"The issue of recognition is a done issue. We are not going to recognize Israel," Mohammed Nazzal, a senior official accompanying the group's exiled political leader Khaled Meshal, told reporters after their delegation arrived in Moscow.
Meshal said Friday that Israel must withdraw from territories occupied in 1967 and allow return of Palestinian refugees if it wants peace.
Meshal said that if Israel took these steps, "our movement will have taken a big step toward peace."
He welcomed the outcome of high-level talks with Russian officials - in which Hamas faced pressure to soften its hostility to Israel and abandon violence.
The talks were "good, constructive and open," Meshal said after meeting with Lavrov and other Russian officials.
The Russian foreign minister was quoted as saying by the RIA Novosti news agency that Hamas was ready to honor all the agreements the Palestinian administration had undertaken as part of the Middle East peace process if Israel made steps to meet it halfway.
Lavrov also said the Hamas leadership had agreed to allow international officials to monitor their budget funding, according to Interfax and RIA-Novosti.
"They are ready to create a mechanism of international oversight," Lavrov was quoted as saying.

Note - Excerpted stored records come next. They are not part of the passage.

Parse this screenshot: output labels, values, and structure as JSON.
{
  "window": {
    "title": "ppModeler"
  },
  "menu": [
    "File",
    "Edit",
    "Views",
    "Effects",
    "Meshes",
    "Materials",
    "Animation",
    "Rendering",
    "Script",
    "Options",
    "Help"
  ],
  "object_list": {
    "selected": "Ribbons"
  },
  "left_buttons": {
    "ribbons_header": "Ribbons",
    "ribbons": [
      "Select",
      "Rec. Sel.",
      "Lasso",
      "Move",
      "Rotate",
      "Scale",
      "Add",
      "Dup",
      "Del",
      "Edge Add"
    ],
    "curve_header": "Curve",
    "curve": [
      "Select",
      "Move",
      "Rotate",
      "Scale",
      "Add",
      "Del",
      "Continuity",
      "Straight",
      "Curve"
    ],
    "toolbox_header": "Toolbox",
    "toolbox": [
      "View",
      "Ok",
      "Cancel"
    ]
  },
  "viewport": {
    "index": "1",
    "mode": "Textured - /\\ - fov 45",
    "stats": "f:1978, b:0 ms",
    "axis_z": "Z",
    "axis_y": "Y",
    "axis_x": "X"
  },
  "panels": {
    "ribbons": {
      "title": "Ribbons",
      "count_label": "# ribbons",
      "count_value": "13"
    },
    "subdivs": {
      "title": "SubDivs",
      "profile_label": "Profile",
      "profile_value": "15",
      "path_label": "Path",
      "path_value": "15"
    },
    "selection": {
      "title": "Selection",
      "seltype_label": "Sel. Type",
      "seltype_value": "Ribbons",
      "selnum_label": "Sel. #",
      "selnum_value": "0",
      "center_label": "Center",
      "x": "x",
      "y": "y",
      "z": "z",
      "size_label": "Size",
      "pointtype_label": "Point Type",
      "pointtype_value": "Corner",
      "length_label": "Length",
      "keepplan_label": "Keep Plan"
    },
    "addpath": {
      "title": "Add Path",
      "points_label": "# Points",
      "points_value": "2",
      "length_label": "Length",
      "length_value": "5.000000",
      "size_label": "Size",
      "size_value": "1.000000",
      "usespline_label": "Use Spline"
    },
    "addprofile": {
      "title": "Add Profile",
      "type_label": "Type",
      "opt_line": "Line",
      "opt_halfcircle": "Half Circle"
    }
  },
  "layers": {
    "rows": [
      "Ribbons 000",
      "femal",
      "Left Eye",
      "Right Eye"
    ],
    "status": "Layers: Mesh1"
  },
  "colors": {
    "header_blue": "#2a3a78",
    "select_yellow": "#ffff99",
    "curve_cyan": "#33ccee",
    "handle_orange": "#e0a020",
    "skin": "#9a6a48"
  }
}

No further details were provided.
Lavrov: Hamas must change or will have no future
Earlier, speaking to reporters ahead of his talks with the Hamas delegation, Lavrov said the organization will have no future if the Palestinian militant group fails to transform itself into a political structure.
Lavrov said there was a "need for Hamas having been elected to a political body to transform itself into a political party and to be sure that the military wing of Hamas become a legitimate part of the Palestinian security structures."
Lavrov urged patience, saying that "we don't expect that Hamas will do all this and change itself overnight... It will be a process, hopefully not as long as the process in Great Britain regarding Northern Ireland," he added.
He said that Hamas needs "to reassess its new role, for which maybe it wasn't ready when the elections took place."
Putin won't meet Hamas delegates
In an apparent attempt to avoid damaging relations with Israel further, President Vladimir Putin decided against personally meeting the Palestinian delegation, which will only have a sightseeing tour of the Kremlin on Sunday.
An Israeli official speaking on condition of anonymity because of the sensitivity of Russia-Israeli relations said Israel also expects Moscow to clearly condemn Meshal's refusal on Friday to discuss recognizing Israel.
Russia's invitation, extended by Putin, was the first crack in an international front against the group, considered a terrorist organization by Israel, the European Union and United States. Hamas has sent dozens of suicide bombers to Israel and does not accept the presence of a Jewish state in the Middle East.
Although it deals a blow to U.S.-led efforts to isolate Hamas since it swept Palestinian elections in January, Russia's mediation is seen by some in the West as a chance to press the group into embracing more moderate views.
After initially condemning Moscow's overtures toward Hamas, Israel adopted a wait-and-see attitude on the talks' results.
The Hamas-Russia talks were being closely monitored by Washington, the road map's chief patron.
"Our position is that if you are going to meet with a terrorist group, you should make it clear to them that their way of doing business is unacceptable, that their philosophy is contrary to the norms of the civilized world, and that they should get with the program," U.S. State Department deputy spokesman Adam Ereli said.
By inviting Hamas to Moscow, Putin is seen as trying to boost Russia's diplomatic clout in the Middle East, on the wane since the Soviet Union fell.
South Africa invites Hamas for talks
South Africa invited Hamas for talks, the country's foreign ministry said Thursday.
No timetable has been set for the visit, Hamas spokesman Sami Abu Zuhri said.
"We would be concerned that giving legitimacy to an unreformed Hamas could stifle the possibility that the movement will transform itself from a terrorist organization to a political party," Israeli Foreign Ministry spokesman Mark Regev said.